[Study material]

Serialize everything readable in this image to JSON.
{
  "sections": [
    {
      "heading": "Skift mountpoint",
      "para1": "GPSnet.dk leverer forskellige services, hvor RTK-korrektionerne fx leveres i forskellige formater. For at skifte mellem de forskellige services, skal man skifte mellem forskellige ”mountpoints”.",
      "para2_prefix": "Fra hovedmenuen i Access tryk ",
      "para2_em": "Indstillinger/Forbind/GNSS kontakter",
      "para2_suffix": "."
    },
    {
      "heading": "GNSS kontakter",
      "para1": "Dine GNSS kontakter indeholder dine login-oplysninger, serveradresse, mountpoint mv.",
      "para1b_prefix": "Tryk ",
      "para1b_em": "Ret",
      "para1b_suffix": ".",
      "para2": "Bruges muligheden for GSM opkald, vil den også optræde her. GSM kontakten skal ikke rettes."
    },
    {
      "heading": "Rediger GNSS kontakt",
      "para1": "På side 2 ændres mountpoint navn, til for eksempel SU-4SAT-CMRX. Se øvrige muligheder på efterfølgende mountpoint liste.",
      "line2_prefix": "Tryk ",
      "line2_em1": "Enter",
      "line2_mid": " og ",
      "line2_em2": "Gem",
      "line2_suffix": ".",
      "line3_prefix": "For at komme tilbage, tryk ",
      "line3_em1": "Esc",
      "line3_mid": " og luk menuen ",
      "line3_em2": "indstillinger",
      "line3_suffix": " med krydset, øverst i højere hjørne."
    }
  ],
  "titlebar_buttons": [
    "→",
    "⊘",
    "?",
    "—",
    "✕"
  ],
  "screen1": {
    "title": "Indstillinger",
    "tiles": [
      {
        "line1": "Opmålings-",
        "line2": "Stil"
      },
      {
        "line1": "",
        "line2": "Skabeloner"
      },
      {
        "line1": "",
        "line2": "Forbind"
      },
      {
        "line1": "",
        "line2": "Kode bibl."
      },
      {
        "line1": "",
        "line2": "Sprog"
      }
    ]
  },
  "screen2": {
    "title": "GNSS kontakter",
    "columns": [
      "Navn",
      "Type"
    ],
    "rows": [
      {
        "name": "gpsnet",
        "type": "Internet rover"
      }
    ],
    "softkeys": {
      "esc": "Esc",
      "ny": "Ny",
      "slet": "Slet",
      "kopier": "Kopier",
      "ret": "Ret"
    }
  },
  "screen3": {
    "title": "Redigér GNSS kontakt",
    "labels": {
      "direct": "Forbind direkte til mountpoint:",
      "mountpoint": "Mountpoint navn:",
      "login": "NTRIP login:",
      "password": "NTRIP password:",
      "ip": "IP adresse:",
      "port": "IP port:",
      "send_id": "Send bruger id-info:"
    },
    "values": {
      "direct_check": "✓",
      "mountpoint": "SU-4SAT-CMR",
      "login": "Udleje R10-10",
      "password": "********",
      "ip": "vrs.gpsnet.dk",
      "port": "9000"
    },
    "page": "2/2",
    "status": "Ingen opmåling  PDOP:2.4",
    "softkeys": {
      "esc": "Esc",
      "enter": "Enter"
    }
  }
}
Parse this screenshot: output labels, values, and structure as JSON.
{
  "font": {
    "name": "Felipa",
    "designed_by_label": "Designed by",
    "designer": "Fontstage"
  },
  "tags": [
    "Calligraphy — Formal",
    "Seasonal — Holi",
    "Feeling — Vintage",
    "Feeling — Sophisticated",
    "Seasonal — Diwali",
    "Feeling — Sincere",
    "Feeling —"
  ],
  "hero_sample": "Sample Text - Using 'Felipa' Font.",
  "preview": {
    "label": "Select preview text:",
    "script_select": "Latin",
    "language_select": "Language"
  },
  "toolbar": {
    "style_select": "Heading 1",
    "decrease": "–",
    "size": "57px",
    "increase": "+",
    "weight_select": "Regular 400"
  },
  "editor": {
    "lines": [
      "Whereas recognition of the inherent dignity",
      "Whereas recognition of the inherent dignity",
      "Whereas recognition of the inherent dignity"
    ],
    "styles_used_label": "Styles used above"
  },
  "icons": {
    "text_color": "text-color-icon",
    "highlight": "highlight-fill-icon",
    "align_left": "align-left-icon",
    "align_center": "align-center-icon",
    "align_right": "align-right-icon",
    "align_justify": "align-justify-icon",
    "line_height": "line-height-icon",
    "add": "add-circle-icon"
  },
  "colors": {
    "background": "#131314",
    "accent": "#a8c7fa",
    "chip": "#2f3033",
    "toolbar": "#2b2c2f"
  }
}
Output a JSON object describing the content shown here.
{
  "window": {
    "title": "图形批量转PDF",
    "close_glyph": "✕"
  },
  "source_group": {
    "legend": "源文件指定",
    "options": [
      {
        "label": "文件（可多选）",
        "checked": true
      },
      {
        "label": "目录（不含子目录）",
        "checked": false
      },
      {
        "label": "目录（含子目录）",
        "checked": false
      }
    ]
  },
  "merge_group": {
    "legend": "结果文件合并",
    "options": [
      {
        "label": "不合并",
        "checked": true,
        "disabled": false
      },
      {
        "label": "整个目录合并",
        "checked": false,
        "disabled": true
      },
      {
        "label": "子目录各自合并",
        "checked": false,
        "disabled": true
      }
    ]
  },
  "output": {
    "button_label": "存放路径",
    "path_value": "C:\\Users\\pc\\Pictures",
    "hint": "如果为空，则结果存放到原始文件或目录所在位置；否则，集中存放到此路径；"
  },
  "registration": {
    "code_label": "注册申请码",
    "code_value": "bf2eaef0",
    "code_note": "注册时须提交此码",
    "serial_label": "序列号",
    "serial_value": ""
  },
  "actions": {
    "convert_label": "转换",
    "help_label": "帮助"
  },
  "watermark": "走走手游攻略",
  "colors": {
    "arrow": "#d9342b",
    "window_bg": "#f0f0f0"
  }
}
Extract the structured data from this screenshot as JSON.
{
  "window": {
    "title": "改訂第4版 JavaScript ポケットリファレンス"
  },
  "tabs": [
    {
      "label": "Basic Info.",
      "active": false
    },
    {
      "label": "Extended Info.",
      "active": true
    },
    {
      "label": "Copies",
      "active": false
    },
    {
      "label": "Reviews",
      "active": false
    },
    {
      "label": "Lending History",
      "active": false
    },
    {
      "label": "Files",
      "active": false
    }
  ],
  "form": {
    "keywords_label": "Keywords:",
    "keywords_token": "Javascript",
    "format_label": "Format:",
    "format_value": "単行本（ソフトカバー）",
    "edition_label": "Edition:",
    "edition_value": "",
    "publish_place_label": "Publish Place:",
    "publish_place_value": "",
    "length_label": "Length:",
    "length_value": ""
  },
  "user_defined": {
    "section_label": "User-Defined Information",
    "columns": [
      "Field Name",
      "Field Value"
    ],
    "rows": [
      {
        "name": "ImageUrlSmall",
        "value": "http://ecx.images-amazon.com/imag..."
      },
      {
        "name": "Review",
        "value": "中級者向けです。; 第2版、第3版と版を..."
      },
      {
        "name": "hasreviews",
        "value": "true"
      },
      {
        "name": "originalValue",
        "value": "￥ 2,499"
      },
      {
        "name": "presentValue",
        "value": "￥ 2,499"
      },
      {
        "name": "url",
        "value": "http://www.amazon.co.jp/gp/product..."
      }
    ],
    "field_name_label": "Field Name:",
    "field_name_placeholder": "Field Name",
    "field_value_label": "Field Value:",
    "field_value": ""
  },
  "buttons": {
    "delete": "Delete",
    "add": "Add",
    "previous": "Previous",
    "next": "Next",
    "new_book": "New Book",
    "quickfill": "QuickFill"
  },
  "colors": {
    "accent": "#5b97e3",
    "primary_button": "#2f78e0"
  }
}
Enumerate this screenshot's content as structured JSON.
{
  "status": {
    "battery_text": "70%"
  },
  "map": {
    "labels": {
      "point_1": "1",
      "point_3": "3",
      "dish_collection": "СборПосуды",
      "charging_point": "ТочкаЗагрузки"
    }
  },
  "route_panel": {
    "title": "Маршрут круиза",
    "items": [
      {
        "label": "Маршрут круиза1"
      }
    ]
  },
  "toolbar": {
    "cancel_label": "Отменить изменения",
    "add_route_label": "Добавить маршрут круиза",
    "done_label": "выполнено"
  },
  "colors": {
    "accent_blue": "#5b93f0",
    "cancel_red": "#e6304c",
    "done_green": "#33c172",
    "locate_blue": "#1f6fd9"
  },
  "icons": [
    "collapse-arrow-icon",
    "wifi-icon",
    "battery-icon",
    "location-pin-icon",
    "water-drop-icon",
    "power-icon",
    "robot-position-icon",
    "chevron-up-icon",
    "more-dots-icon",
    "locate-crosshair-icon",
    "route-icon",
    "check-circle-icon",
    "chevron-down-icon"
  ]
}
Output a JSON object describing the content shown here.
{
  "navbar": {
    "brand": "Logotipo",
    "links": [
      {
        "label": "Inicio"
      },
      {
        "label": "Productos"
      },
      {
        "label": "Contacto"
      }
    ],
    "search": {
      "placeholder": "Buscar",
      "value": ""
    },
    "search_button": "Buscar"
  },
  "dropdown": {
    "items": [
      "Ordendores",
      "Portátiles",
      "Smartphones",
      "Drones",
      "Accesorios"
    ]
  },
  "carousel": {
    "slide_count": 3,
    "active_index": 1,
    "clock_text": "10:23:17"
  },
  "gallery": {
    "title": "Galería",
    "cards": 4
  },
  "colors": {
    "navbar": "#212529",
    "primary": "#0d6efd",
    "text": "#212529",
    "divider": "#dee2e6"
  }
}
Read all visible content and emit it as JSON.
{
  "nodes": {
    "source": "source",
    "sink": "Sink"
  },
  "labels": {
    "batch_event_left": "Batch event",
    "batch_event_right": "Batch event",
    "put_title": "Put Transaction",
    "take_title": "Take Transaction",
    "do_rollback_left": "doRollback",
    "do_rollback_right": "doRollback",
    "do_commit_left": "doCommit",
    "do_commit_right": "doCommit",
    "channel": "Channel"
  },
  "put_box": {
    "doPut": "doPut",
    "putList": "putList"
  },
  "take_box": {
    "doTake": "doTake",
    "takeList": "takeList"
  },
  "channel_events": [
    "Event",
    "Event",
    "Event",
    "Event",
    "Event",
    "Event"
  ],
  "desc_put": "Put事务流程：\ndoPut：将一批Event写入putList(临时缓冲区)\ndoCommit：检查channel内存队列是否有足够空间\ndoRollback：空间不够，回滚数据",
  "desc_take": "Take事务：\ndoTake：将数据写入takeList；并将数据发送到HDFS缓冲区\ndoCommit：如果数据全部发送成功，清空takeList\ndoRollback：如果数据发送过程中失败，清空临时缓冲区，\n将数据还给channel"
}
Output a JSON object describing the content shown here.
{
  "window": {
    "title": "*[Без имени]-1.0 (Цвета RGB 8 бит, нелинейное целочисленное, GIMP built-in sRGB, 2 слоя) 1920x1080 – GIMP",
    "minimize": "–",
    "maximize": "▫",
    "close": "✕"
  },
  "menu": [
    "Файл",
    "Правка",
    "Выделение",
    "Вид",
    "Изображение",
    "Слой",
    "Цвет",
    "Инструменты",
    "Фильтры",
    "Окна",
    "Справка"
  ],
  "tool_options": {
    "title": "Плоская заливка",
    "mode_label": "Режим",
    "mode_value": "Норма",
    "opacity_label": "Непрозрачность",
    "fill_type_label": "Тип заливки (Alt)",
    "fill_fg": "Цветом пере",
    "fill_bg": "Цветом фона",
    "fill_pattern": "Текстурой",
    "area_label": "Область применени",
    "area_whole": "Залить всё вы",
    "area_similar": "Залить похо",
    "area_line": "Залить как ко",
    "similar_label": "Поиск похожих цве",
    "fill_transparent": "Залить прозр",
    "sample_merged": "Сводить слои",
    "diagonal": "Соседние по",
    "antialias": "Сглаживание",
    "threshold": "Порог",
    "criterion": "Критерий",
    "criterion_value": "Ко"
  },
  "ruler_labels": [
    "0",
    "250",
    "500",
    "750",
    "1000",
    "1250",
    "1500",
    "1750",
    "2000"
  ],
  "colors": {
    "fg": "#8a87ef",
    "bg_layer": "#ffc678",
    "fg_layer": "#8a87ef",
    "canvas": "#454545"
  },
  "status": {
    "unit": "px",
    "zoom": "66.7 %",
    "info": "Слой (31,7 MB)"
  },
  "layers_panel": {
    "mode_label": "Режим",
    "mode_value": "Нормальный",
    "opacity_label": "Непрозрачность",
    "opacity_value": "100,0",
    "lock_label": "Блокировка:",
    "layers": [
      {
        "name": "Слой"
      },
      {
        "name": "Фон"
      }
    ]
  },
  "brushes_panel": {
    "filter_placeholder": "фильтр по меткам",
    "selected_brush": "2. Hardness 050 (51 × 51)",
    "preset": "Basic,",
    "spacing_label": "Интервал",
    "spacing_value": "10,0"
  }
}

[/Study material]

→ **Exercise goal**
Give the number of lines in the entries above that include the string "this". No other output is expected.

→ **Problem solution**
4